At December 1993 the Medical and Scientific staff comprised;-
Prof. James Shepherd, Dr Frances J Dryburgh Dr Dennis StJ O'Reilly
Senior RegistrarsDr John Hinnie, Mr Michael J Murphy, Dr W Stuart A Smellie
Dr Peter Galloway, Dr Janet McIlroy, Dr Naveed Sattar
Top Grade Biochemists
Dr Michael J Stewart, Dr Graham H Beastall Dr Allan S McLelland Dr Chris J Packard
Principal BiochemistsDr Fiona C Ballantyne, Dr Bill Borland, Dr Dairena Gaffney Dr Christina E Gray Dr David Halls, Dr Jennifer Johnston (previously Elder), Dr Hazel Miller (previously Carse; retired 2009), Dr A Michael Wallace, Dr Janet Warren
Senior BiochemistsDr Andy Duncan, Ms Karen Smith, Dr Dinesh Talwar
Prof. Gordon Fell, Dr Brian Cook, Dr Bob Cowans, Dr David Lyons
S.A.P.U.Dr Michael McConway
William D Fraser, Registrar and Senior Registrar, was appointed as Senior Lecturer and Honorary Consultant in Liverpool in 1991 and to a personal chair in 2001. He was appointed as Professor of Metabolic Medicine and head of the research unit at the University of East Anglia in Norwich in 2011.
John G O'Donnell, Registrar and Senior Registrar, was appointed as Consultant in Northampton in 1991 and in Borders General in 2007.
John Paterson, Senior Registrar, was appointed as Consultant at Dumfries and Galloway Royal Infirmary in 1991. Paterson died in 2004.
Ann M Cruickshank, Registrar (appointed 1984) and Senior Registrar, was appointed as Consultant in the Glasgow Southern General Hospital in 1992.
Andy Duncan was appointed as Senior Biochemist in 1992, having been a Senior in the Gastro-enterology Laboratory at Glasgow Royal from 1983. Prior to that he had been Basic Biochemist at the Royal Shrewsbury Hospital (1979 to 1981) and Basic Grade Biochemist at the Royal Sussex County Hospital, Brighton (1981 to 83). He was transferred to the Trace Elements Unit in 2005.
Alan R Pettigrew, from Royal Hospital for Sick children (1974 to 1980) and Gartnavel General (1980 to 2005) was appointed to look after the Gastrointestinal Investigation Section following Andy Duncan's transfer to the Trace Elements Unit at Glasgow Royal. He retired in August 2009.

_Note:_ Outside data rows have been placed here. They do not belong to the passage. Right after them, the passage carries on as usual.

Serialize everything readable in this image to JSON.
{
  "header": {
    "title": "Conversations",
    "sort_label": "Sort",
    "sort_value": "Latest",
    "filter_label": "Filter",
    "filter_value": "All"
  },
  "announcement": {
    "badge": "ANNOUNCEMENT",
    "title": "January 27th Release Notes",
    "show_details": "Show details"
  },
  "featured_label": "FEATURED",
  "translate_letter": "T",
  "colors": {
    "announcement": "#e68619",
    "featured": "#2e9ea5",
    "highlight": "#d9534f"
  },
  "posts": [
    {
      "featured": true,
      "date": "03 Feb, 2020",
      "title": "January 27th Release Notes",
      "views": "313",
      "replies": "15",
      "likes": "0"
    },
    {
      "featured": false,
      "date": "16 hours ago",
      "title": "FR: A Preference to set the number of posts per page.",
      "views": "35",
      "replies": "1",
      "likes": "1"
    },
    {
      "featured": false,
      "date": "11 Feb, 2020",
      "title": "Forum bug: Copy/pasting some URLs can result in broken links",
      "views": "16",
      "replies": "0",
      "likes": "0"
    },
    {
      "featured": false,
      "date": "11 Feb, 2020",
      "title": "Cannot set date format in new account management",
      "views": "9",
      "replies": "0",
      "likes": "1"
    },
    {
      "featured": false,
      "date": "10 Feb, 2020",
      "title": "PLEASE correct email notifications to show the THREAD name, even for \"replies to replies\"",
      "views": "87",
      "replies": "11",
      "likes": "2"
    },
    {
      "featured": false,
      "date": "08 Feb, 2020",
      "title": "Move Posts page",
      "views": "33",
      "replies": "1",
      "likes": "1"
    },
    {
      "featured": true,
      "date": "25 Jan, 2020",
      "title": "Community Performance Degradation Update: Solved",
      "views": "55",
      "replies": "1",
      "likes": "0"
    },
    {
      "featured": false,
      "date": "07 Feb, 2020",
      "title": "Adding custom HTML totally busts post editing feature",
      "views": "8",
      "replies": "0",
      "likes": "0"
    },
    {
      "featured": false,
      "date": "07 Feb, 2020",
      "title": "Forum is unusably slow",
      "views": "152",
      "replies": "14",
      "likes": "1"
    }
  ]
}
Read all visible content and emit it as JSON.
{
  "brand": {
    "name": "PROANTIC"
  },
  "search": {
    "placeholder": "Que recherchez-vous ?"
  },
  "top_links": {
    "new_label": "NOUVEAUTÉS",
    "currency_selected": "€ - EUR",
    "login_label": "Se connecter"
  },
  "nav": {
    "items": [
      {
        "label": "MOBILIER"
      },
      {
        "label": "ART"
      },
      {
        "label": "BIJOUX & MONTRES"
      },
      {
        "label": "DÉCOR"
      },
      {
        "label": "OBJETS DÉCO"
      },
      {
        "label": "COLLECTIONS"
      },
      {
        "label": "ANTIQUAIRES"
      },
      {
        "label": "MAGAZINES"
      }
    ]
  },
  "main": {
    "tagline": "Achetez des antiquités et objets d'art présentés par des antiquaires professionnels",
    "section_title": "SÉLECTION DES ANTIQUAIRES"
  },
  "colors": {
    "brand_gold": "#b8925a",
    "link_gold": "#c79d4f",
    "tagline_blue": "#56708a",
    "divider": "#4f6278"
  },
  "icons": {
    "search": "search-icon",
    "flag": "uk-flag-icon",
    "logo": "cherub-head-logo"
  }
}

Jenny Johnston was appointed as Principal Biochemist in Bishop Aukland in 1999. She celebrated her retirement in 2010 by cycling across the Pyrenees from Toulouse for 2 weeks to raise money for charity.
Janet McIlroy who trained in Sheffield and Birmingham, was appointed as Registrar in the 1990s. She was appointed as a locum consultant in Stoke Mandeville and John Radcliffe Hospitals in Oxford in 2000 and as consultant in Leeds in 2001 (where she became Dr Horner). She was appointed as consultant for Hairmyres and Monklands Hospitals in Lanarkshire in 2006 and as consultant for Glasgow North in 2012.
Other biochemists at the Royal Infirmary in the 1990s include Al Alrawi and Deborah Johnson.
Gillian Gray was appointed as a Grade A Trainee in 2000, Senior Biochemist at Monklands Hospital, Lanarkshire in 2003 and Principal Biochemist at Inverclyde and Paisley in 2010.
Sarah Jarvis, who had been appointed as a Grade A Trainee in 2003, was appointed as Senior Biochemist in 2005 and as Principal Biochemist at Wishaw General in 2008.
Louise Todd, who had been a Grade A Trainee at Wishaw Hospital, Lanarkshire from 2002, was appointed as Senior Biochemist in 2005. She was appointed as senior biochemist at Monklands Hospital, Lanarkshire, in 2011.
Caroline Millar was appointed as consultant at the Royal Alexandra Infirmary, Paisley, in 2015.
John Wadsworth was appointed in 2016 on completing his Grade A trainee appointment in Liverpool. He won the ACB Medal Award in 2016.
Alison Fairservice, Grade A trainee from Derby Royal and Senior Biochemist at Wishaw General from 2013 was appointed as Principal Biochemist in 2017.
In 2015 Lyn Ferguson won the John King Ward with a paper entitled "Bones, stones, groans and psychic moans".
Glasgow Royal Infirmary - Endocrine Unit
Glasgow - Belvedere, Duke Street, Royal Mat., etc
Return to Introduction / IndexLast updated August 2018